Your instructions: Pick out each line below containing "data".
++++
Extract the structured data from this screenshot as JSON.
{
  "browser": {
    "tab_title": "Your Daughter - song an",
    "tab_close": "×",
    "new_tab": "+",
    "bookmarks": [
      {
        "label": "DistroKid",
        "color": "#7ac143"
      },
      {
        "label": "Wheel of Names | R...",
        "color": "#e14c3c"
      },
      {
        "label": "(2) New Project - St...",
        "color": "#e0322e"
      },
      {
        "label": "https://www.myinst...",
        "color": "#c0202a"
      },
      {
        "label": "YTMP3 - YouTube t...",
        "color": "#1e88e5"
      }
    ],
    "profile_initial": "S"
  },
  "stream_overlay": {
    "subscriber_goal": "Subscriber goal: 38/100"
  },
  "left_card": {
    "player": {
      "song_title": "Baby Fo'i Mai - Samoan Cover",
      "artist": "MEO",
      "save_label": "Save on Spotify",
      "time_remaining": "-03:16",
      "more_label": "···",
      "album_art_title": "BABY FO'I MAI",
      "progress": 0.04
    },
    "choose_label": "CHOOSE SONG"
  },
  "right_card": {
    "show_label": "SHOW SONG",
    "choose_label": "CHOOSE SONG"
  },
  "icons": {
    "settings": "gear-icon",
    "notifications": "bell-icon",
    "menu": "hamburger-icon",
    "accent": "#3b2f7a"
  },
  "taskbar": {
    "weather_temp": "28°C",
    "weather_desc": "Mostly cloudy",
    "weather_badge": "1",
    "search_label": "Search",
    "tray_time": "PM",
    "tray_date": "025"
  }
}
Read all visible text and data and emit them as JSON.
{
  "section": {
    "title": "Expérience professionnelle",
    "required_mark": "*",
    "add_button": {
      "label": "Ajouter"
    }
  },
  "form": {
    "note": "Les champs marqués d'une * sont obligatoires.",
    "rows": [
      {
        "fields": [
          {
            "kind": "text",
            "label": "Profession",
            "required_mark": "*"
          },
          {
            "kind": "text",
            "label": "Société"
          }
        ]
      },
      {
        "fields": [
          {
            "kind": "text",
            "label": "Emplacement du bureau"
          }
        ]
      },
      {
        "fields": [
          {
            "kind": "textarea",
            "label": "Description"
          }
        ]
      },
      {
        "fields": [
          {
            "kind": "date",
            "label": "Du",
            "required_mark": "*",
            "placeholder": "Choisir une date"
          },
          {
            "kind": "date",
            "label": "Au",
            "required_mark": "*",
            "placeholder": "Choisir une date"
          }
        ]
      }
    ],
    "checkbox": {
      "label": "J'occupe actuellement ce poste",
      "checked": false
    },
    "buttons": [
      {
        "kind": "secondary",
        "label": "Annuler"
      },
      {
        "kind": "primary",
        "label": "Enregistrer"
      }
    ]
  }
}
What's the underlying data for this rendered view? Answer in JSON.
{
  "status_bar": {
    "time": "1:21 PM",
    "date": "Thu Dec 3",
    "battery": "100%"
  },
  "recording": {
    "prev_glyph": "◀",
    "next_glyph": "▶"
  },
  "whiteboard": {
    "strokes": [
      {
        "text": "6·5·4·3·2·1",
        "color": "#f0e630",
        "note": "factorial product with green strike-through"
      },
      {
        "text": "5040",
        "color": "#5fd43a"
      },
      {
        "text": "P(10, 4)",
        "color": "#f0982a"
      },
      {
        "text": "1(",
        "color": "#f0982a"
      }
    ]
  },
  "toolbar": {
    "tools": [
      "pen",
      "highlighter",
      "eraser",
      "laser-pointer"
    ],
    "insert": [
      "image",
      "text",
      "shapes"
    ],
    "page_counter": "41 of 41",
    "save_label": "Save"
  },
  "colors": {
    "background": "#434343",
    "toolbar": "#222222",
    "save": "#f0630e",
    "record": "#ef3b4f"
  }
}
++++
Solved exercise:
Extract the structured data from this screenshot as JSON.
Read all visible text and data and emit them as JSON.
What's the underlying data for this rendered view? Answer in JSON.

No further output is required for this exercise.